Many of your images are collages with a strong "graphic's feel," is that your preferred method of approaching a new image? Yes. Very much so! Believe it or not, I used to create these types of images by hand with pencil, inks, oils or acrylics. Friends that remember those days have remarked about how very similar the new images are to the old ones. Personally, I enjoy doing art for art's sake, whether for traditional viewing, posters, or for a client's logo. Simply put, I am addicted to creating art, whether for myself or someone else. The collage is definitely my favorite approach. There are no confining restrictions such as the sky must be blue, the grass must be green, the house must be white. You can let your imagination run wild in a collage. And, I like trying different perspectives and scaling of images for composition.

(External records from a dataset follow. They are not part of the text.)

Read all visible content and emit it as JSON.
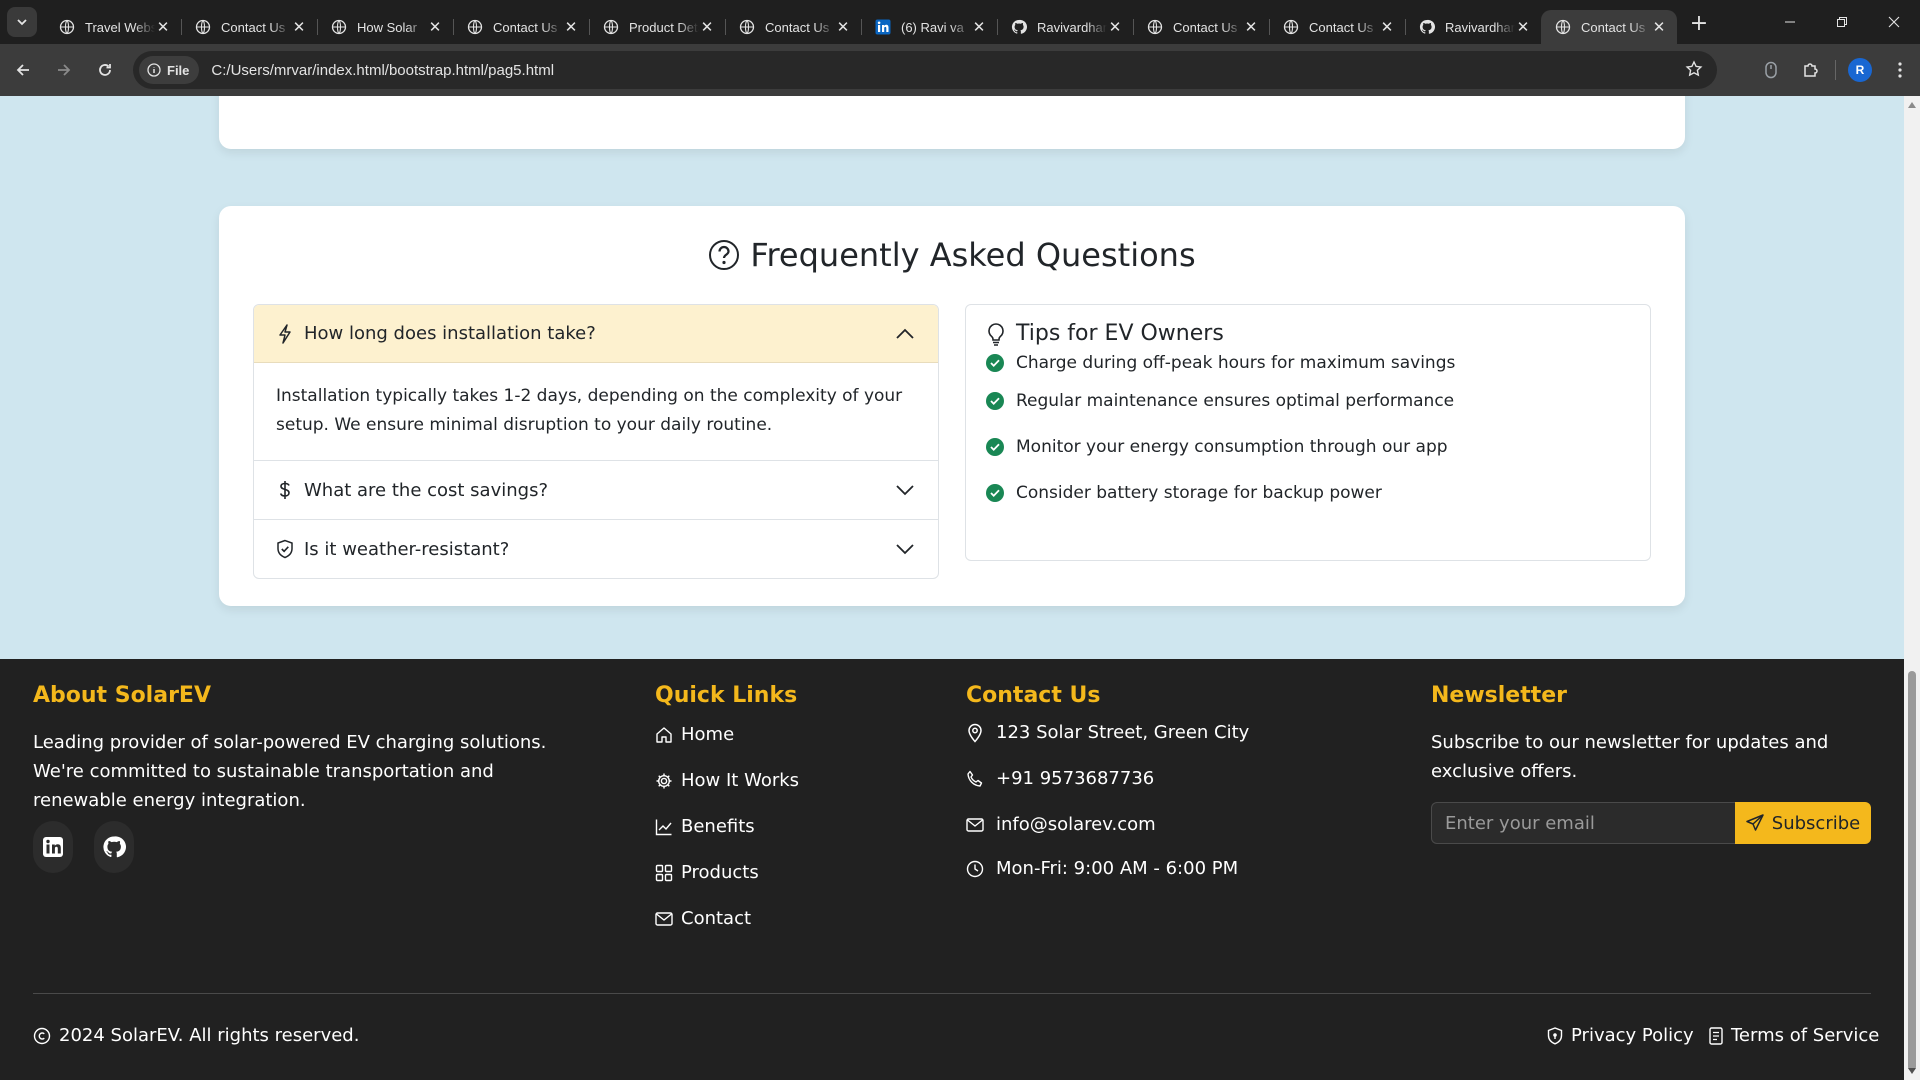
{
  "browser": {
    "tabs": [
      {
        "title": "Travel Website",
        "icon": "globe-icon"
      },
      {
        "title": "Contact Us",
        "icon": "globe-icon"
      },
      {
        "title": "How Solar",
        "icon": "globe-icon"
      },
      {
        "title": "Contact Us",
        "icon": "globe-icon"
      },
      {
        "title": "Product Details",
        "icon": "globe-icon"
      },
      {
        "title": "Contact Us",
        "icon": "globe-icon"
      },
      {
        "title": "(6) Ravi va",
        "icon": "linkedin-icon"
      },
      {
        "title": "Ravivardhan",
        "icon": "github-icon"
      },
      {
        "title": "Contact Us",
        "icon": "globe-icon"
      },
      {
        "title": "Contact Us",
        "icon": "globe-icon"
      },
      {
        "title": "Ravivardhan",
        "icon": "github-icon"
      },
      {
        "title": "Contact Us",
        "icon": "globe-icon",
        "active": true
      }
    ],
    "file_chip": "File",
    "url": "C:/Users/mrvar/index.html/bootstrap.html/pag5.html",
    "profile_initial": "R"
  },
  "faq": {
    "title": "Frequently Asked Questions",
    "items": [
      {
        "question": "How long does installation take?",
        "answer": "Installation typically takes 1-2 days, depending on the complexity of your setup. We ensure minimal disruption to your daily routine.",
        "icon": "lightning-icon",
        "open": true
      },
      {
        "question": "What are the cost savings?",
        "icon": "dollar-icon",
        "open": false
      },
      {
        "question": "Is it weather-resistant?",
        "icon": "shield-check-icon",
        "open": false
      }
    ]
  },
  "tips": {
    "title": "Tips for EV Owners",
    "items": [
      "Charge during off-peak hours for maximum savings",
      "Regular maintenance ensures optimal performance",
      "Monitor your energy consumption through our app",
      "Consider battery storage for backup power"
    ]
  },
  "footer": {
    "about": {
      "heading": "About SolarEV",
      "text": "Leading provider of solar-powered EV charging solutions. We're committed to sustainable transportation and renewable energy integration."
    },
    "quick_links": {
      "heading": "Quick Links",
      "items": [
        "Home",
        "How It Works",
        "Benefits",
        "Products",
        "Contact"
      ]
    },
    "contact": {
      "heading": "Contact Us",
      "address": "123 Solar Street, Green City",
      "phone": "+91 9573687736",
      "email": "info@solarev.com",
      "hours": "Mon-Fri: 9:00 AM - 6:00 PM"
    },
    "newsletter": {
      "heading": "Newsletter",
      "text": "Subscribe to our newsletter for updates and exclusive offers.",
      "placeholder": "Enter your email",
      "button": "Subscribe"
    },
    "copyright": "2024 SolarEV. All rights reserved.",
    "privacy": "Privacy Policy",
    "terms": "Terms of Service"
  },
  "colors": {
    "accent": "#f4b81c",
    "footer_bg": "#212121",
    "page_bg": "#cfe6ef",
    "success": "#198754"
  }
}
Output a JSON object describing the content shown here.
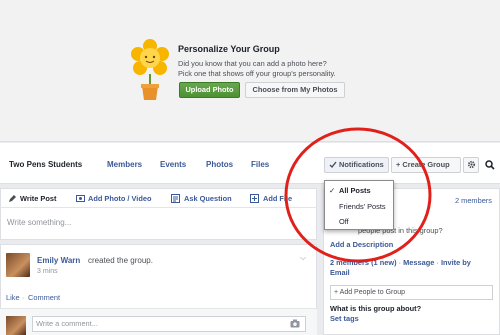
{
  "cover": {
    "title": "Personalize Your Group",
    "line1": "Did you know that you can add a photo here?",
    "line2": "Pick one that shows off your group's personality.",
    "upload_label": "Upload Photo",
    "choose_label": "Choose from My Photos"
  },
  "nav": {
    "group_name": "Two Pens Students",
    "members": "Members",
    "events": "Events",
    "photos": "Photos",
    "files": "Files",
    "notifications": "Notifications",
    "create_group": "+ Create Group"
  },
  "dropdown": {
    "items": [
      "All Posts",
      "Friends' Posts",
      "Off"
    ],
    "selected": "All Posts"
  },
  "composer": {
    "tabs": [
      "Write Post",
      "Add Photo / Video",
      "Ask Question",
      "Add File"
    ],
    "placeholder": "Write something..."
  },
  "post": {
    "author": "Emily Warn",
    "action": "created the group.",
    "time": "3 mins",
    "like": "Like",
    "separator": "·",
    "comment": "Comment",
    "comment_placeholder": "Write a comment..."
  },
  "sidebar": {
    "members_count": "2 members",
    "add_people_question": "people post in this group?",
    "add_description": "Add a Description",
    "members_new": "2 members (1 new)",
    "message": "Message",
    "invite_by": "Invite by",
    "email": "Email",
    "add_people_placeholder": "+ Add People to Group",
    "about_question": "What is this group about?",
    "set_tags": "Set tags"
  },
  "colors": {
    "link_blue": "#3b5998",
    "upload_green": "#4d9133",
    "annotation_red": "#e0201b"
  }
}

What advise do you have for other aspiring artists? Advice for aspiring artists? Probably the best advice would be to just never give up, never flatten out when it comes to challenging your creativity. I have seen artists that I call "plateau people." They arrive at a level of work that is acceptable and then just stay there. They don't work at taking it the next level. Personally, when I finish a work I like to compete with myself and try to make the next one even better. Rather than compete with other artists, I prefer to seek inspiration from their work. Then I see if I can make my next image better than the last one I completed. Naturally, it doesn't always work, but it is always a challenge, and challenge is stimulating.

Thank you for taking the time out of your busy day to share your thoughts with our readers. My thanks to you, Dee-Marie, and all those at Renderosity that gave me this wonderful opportunity to share my work with the art community at large. As I said, it really is an honor, and has been a real shot in the arm for going even further with my work. I may not be a prolific artist, but you can be sure that I will continue to post new images to the Renderosity site as soon as I complete them. Why would I want to go anywhere else?
To view full image, click on thumbnail.

Click here to visit Chuck Siebuhr's entire gallery